- [Directions for this task]
Answer with a number only, stating how many lines of the records hold the word "last".

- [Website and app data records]
####

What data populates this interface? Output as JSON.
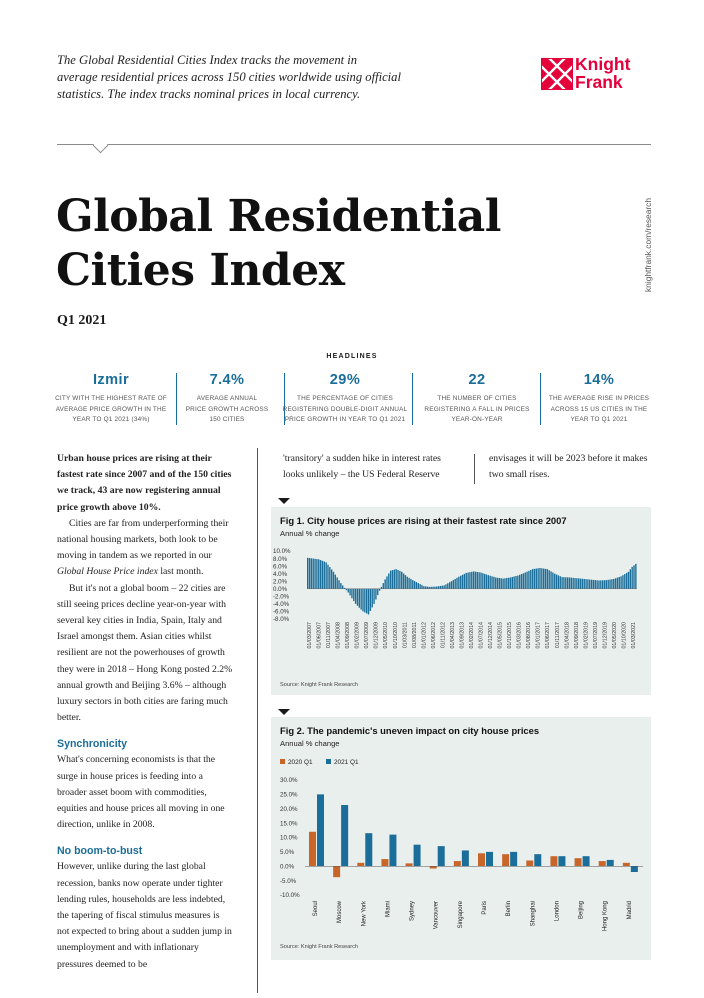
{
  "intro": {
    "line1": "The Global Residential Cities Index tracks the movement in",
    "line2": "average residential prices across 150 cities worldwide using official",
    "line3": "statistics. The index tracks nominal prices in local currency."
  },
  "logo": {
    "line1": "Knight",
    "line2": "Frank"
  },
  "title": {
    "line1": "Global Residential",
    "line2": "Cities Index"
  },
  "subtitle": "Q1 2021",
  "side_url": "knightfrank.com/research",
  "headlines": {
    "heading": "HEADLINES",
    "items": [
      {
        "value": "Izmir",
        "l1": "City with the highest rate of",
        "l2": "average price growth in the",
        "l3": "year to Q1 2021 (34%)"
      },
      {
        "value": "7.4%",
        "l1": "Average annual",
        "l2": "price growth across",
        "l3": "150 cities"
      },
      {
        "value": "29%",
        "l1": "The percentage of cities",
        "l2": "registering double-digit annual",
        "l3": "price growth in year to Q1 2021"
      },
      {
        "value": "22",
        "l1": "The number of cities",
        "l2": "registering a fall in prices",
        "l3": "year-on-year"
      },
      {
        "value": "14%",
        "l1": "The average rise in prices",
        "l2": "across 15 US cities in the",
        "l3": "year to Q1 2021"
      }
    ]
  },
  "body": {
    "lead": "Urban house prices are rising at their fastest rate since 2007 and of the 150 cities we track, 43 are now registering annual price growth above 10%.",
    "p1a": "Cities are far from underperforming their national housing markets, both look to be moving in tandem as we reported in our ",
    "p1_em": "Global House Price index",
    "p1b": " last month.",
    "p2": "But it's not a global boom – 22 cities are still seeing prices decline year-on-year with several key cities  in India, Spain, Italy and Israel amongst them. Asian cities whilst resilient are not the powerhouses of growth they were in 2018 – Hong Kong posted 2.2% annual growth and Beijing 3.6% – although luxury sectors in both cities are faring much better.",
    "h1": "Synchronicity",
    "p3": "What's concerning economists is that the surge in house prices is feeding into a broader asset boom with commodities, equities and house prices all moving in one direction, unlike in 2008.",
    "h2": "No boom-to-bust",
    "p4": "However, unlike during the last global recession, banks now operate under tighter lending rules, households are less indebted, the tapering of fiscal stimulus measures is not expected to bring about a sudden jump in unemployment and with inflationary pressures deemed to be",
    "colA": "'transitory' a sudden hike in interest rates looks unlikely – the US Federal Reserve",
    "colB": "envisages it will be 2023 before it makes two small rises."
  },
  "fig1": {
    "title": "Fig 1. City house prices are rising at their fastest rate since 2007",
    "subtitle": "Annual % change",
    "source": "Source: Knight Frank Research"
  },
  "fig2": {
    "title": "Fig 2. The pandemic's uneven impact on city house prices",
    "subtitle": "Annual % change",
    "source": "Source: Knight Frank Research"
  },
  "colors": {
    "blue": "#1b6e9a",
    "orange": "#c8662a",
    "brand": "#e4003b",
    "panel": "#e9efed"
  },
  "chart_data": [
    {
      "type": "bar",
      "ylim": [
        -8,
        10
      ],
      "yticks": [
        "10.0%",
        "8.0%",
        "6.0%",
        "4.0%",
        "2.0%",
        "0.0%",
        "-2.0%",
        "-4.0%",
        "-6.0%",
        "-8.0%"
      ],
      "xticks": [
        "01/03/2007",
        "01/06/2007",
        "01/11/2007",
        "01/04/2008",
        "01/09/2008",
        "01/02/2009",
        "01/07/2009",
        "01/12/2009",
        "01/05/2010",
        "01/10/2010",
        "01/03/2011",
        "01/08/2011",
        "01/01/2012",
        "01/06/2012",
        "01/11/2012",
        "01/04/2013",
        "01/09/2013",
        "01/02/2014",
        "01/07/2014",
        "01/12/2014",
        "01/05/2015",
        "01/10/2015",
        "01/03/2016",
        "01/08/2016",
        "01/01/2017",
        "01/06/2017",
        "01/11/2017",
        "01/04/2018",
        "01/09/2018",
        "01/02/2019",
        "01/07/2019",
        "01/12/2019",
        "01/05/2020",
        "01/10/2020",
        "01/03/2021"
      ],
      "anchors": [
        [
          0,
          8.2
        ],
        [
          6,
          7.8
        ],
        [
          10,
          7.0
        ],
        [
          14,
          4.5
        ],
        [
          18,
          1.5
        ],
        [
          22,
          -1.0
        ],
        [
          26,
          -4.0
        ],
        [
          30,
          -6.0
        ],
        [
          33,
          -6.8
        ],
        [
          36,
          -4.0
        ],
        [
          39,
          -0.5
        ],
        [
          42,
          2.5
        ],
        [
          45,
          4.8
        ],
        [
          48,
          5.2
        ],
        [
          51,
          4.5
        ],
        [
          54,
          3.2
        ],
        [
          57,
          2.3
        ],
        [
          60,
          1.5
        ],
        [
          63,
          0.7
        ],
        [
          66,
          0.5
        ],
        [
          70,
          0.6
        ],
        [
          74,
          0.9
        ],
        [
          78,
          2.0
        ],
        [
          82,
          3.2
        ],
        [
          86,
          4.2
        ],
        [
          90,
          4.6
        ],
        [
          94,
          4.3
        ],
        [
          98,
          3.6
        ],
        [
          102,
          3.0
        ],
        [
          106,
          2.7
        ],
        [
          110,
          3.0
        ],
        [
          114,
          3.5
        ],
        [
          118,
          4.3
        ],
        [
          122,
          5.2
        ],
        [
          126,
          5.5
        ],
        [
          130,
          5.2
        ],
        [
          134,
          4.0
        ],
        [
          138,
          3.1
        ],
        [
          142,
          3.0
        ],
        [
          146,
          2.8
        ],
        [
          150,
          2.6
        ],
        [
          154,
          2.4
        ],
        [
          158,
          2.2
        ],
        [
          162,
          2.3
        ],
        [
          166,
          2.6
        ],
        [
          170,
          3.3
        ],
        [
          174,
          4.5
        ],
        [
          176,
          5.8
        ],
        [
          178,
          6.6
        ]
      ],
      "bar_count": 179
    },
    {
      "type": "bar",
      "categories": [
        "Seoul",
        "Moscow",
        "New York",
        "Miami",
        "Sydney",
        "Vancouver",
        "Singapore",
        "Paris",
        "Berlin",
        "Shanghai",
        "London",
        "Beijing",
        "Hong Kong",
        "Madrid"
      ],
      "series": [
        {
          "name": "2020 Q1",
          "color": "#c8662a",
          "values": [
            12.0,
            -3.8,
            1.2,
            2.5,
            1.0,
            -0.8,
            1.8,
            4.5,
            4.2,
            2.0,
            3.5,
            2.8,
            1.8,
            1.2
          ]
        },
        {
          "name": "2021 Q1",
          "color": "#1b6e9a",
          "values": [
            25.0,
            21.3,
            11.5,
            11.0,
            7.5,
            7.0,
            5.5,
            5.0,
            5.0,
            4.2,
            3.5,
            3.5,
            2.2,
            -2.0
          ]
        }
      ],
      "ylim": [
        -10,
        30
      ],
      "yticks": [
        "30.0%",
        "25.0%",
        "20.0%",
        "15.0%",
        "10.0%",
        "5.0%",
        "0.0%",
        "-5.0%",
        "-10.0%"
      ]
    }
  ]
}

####

- [Written reply]
2